THE TASK:
Where an entry contains a picture, skip the picture and write out everything else exactly.

Top of GIVEN DATA

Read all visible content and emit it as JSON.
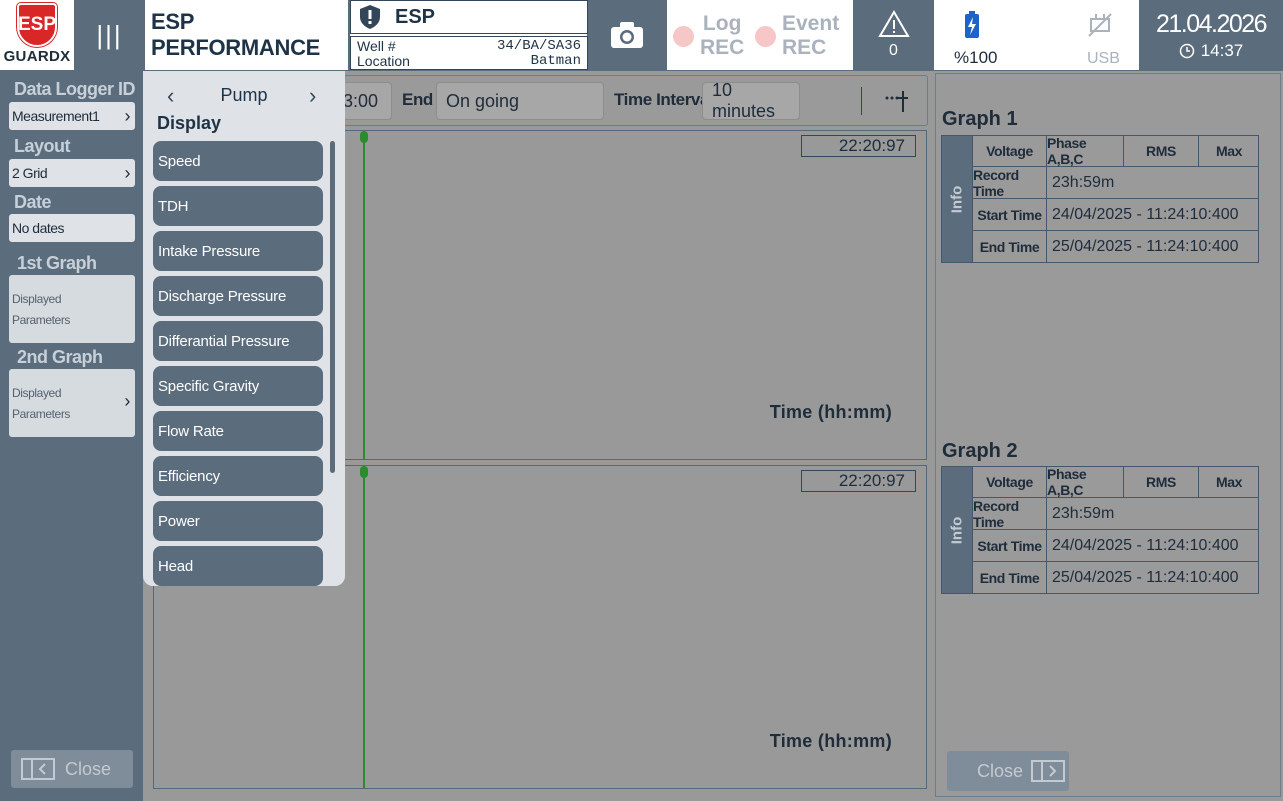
{
  "header": {
    "logo_top": "ESP",
    "logo_bottom": "GUARDX",
    "app_title": "ESP PERFORMANCE",
    "device_name": "ESP",
    "well_label": "Well #",
    "well_value": "34/BA/SA36",
    "location_label": "Location",
    "location_value": "Batman",
    "log_rec": [
      "Log",
      "REC"
    ],
    "event_rec": [
      "Event",
      "REC"
    ],
    "warning_count": "0",
    "battery_text": "%100",
    "usb_text": "USB",
    "date": "21.04.2026",
    "time": "14:37"
  },
  "sidebar": {
    "data_logger_label": "Data Logger ID",
    "data_logger_value": "Measurement1",
    "layout_label": "Layout",
    "layout_value": "2 Grid",
    "date_label": "Date",
    "date_value": "No dates",
    "graph1_label": "1st Graph",
    "graph2_label": "2nd Graph",
    "params_text": [
      "Displayed",
      "Parameters"
    ],
    "close_label": "Close"
  },
  "toolbar": {
    "start_partial": "3:00",
    "end_label": "End",
    "end_value": "On going",
    "interval_label": "Time Interval",
    "interval_value": "10 minutes"
  },
  "graphs": [
    {
      "time": "22:20:97",
      "xlabel": "Time (hh:mm)"
    },
    {
      "time": "22:20:97",
      "xlabel": "Time (hh:mm)"
    }
  ],
  "dropdown": {
    "title": "Pump",
    "heading": "Display",
    "items": [
      "Speed",
      "TDH",
      "Intake Pressure",
      "Discharge Pressure",
      "Differantial Pressure",
      "Specific Gravity",
      "Flow Rate",
      "Efficiency",
      "Power",
      "Head"
    ]
  },
  "right_panel": {
    "info_label": "Info",
    "close_label": "Close",
    "graphs": [
      {
        "title": "Graph 1",
        "cols": [
          "Voltage",
          "Phase A,B,C",
          "RMS",
          "Max"
        ],
        "rows": [
          {
            "label": "Record Time",
            "value": "23h:59m"
          },
          {
            "label": "Start Time",
            "value": "24/04/2025 - 11:24:10:400"
          },
          {
            "label": "End Time",
            "value": "25/04/2025 - 11:24:10:400"
          }
        ]
      },
      {
        "title": "Graph 2",
        "cols": [
          "Voltage",
          "Phase A,B,C",
          "RMS",
          "Max"
        ],
        "rows": [
          {
            "label": "Record Time",
            "value": "23h:59m"
          },
          {
            "label": "Start Time",
            "value": "24/04/2025 - 11:24:10:400"
          },
          {
            "label": "End Time",
            "value": "25/04/2025 - 11:24:10:400"
          }
        ]
      }
    ]
  },
  "colors": {
    "header_bg": "#5b6c7d",
    "logo_red": "#d92626",
    "graph_line": "#2a8c2a"
  }
}
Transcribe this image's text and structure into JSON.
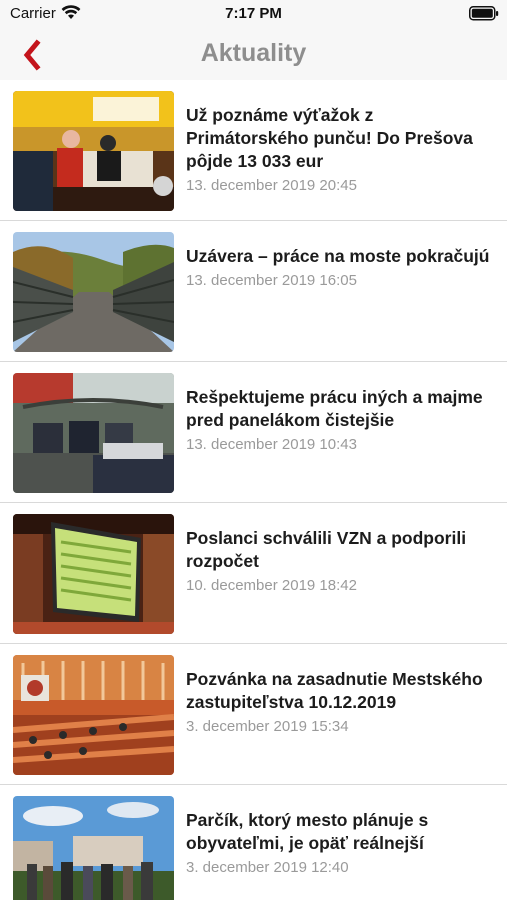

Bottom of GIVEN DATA

ANSWER SECTION:
Read all visible content and emit it as JSON.
{
  "header": {
    "logo_top": "ESP",
    "logo_bottom": "GUARDX",
    "app_title": "ESP PERFORMANCE",
    "device_name": "ESP",
    "well_label": "Well #",
    "well_value": "34/BA/SA36",
    "location_label": "Location",
    "location_value": "Batman",
    "log_rec": [
      "Log",
      "REC"
    ],
    "event_rec": [
      "Event",
      "REC"
    ],
    "warning_count": "0",
    "battery_text": "%100",
    "usb_text": "USB",
    "date": "21.04.2026",
    "time": "14:37"
  },
  "sidebar": {
    "data_logger_label": "Data Logger ID",
    "data_logger_value": "Measurement1",
    "layout_label": "Layout",
    "layout_value": "2 Grid",
    "date_label": "Date",
    "date_value": "No dates",
    "graph1_label": "1st Graph",
    "graph2_label": "2nd Graph",
    "params_text": [
      "Displayed",
      "Parameters"
    ],
    "close_label": "Close"
  },
  "toolbar": {
    "start_partial": "3:00",
    "end_label": "End",
    "end_value": "On going",
    "interval_label": "Time Interval",
    "interval_value": "10 minutes"
  },
  "graphs": [
    {
      "time": "22:20:97",
      "xlabel": "Time (hh:mm)"
    },
    {
      "time": "22:20:97",
      "xlabel": "Time (hh:mm)"
    }
  ],
  "dropdown": {
    "title": "Pump",
    "heading": "Display",
    "items": [
      "Speed",
      "TDH",
      "Intake Pressure",
      "Discharge Pressure",
      "Differantial Pressure",
      "Specific Gravity",
      "Flow Rate",
      "Efficiency",
      "Power",
      "Head"
    ]
  },
  "right_panel": {
    "info_label": "Info",
    "close_label": "Close",
    "graphs": [
      {
        "title": "Graph 1",
        "cols": [
          "Voltage",
          "Phase A,B,C",
          "RMS",
          "Max"
        ],
        "rows": [
          {
            "label": "Record Time",
            "value": "23h:59m"
          },
          {
            "label": "Start Time",
            "value": "24/04/2025 - 11:24:10:400"
          },
          {
            "label": "End Time",
            "value": "25/04/2025 - 11:24:10:400"
          }
        ]
      },
      {
        "title": "Graph 2",
        "cols": [
          "Voltage",
          "Phase A,B,C",
          "RMS",
          "Max"
        ],
        "rows": [
          {
            "label": "Record Time",
            "value": "23h:59m"
          },
          {
            "label": "Start Time",
            "value": "24/04/2025 - 11:24:10:400"
          },
          {
            "label": "End Time",
            "value": "25/04/2025 - 11:24:10:400"
          }
        ]
      }
    ]
  },
  "colors": {
    "header_bg": "#5b6c7d",
    "logo_red": "#d92626",
    "graph_line": "#2a8c2a"
  }
}
Transcribe this image's text and structure into JSON.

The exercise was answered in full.